I have an interest in web accessibility, and the problem of how screen readers interpret emoji and groups of emoji is a known one. By default, most screen readers will read out the description of an emoji as defined by the Unicode Consortium, however the icon used for each emoji character varies between platform, and there is no agreed interpretation of the emoji description. Add to this that emoji often have an assigned meaning from the sender, and it becomes difficult for visually-impaired users to interpret the meaning of a message. Using span tags and ARIA labels, it is possible to attach the intended meaning to an emoji or group of emoji such that a screen reader will read that instead of the emoji description. The Altmoji website is an example of how this might work, and was created for my undergraduate dissertation project.


Whilst working on my Masters, I had to read a large number of papers. However, I struggled to read so many back-to-back, a problem that many others I spoke to experienced. I designed PDFSpeak with the intention of allowing people to listen to their PDFs whilst travelling or when needing a break from reading. It uses the text-to-speech web APIs and PDF.js to extract the text content of an uploaded PDF and read it using a configurable voice.


As part of a larger project that is currently a work in progress, I needed a way to perform unit tests on a website, however I did not like the idea of creating test files separate to the code and existing documentation. JSDocs, the documentation tool I prefer to use, offers the ability to create modules and add-ons. I used this to create assertivedocs, a unit testing tool that outputs its results as part of the documentation. Assertions can be written in the documentation comments alongside the code, making it quick and easy to create unit tests.


I am a fan of card games, especially Magic the Gathering and the Pokémon Trading Card Game. My friends and I occasionally hold small tournaments among ourselves, and the first time we held one I made the matches using a spreadsheet and manually input each pairing. This was time-consuming, and I could see how to automate the process using JavaScript, so I built this tool so that given any number of players it will generate a set of all possible pairings and split them into rounds.



Google Developer Student Club, or GDSC, is a charity-run organisation that aims to teach students current development techniques. As part of the 2021-22 Portsmouth team, it was my responsibility to stream and record as many sessions as possible. This was key during the COVID-19 pandemic and allowed remote students and anyone who did not feel safe coming to sessions in person to attend and learn. As part of this, I created the stream backgrounds and managed the audiovisual set-up of the sessions.


Playing Minecraft has been a passion of mine for years. The ability to completely shape the world whilst breathing life into it with mods is incredible, and is the perfect platform for emergent narratives. Whilst it is not a perfect game, it can be brought close through mods.

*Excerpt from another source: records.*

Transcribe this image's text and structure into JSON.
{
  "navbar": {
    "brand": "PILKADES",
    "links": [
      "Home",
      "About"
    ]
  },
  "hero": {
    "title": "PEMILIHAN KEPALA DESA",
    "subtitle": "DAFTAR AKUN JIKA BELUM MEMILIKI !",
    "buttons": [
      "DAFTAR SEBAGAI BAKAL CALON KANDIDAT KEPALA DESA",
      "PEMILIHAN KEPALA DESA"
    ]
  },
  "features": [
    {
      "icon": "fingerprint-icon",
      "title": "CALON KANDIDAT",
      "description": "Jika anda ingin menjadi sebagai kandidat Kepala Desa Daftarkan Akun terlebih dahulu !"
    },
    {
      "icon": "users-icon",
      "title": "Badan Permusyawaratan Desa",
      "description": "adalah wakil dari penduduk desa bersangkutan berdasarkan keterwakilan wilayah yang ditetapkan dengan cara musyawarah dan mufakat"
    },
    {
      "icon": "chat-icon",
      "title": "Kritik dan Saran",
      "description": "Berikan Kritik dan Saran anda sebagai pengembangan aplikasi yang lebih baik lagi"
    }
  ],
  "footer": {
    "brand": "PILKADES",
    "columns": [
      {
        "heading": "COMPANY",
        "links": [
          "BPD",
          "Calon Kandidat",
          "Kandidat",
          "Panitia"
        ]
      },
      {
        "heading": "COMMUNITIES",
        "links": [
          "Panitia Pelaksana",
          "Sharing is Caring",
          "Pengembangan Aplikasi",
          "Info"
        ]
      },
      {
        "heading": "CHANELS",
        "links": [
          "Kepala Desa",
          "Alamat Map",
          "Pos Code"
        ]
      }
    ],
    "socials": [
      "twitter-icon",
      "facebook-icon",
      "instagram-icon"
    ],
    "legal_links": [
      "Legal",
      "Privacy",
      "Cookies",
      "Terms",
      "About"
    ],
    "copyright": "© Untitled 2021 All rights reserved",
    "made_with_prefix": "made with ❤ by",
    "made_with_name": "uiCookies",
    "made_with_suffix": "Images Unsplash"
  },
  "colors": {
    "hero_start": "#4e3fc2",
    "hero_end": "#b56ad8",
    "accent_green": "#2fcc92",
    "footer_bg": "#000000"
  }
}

Modpacks bring together multiple mods that work together, along with custom configurations, to create a tailored experience. My most popular modpack is a client-side collection of mods that improve the game's performance.